WORK ITEM:
If a line in the records below holds the word "locals", copy it.

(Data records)
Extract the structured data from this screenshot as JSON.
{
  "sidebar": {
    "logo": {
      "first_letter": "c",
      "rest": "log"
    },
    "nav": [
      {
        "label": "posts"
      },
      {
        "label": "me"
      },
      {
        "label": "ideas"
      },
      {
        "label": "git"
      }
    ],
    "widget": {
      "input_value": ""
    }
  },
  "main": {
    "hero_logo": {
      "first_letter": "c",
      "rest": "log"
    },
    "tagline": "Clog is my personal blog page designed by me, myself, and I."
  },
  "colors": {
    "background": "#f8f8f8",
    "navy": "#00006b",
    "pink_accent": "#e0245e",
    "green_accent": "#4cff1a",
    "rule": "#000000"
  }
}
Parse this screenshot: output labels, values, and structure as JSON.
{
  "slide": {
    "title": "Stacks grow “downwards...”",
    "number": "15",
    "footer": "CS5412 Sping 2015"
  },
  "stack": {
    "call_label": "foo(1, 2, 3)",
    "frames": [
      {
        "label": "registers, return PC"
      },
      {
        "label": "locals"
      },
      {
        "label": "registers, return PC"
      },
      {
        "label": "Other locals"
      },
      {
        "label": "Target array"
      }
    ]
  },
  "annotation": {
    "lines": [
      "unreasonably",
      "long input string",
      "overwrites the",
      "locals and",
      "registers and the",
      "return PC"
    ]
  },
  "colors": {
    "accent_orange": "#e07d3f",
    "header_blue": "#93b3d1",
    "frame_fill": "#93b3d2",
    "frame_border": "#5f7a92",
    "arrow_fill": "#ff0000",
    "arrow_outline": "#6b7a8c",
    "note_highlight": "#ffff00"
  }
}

WRITTEN SOLUTION:
        "label": "locals"
        "label": "Other locals"
      "locals and",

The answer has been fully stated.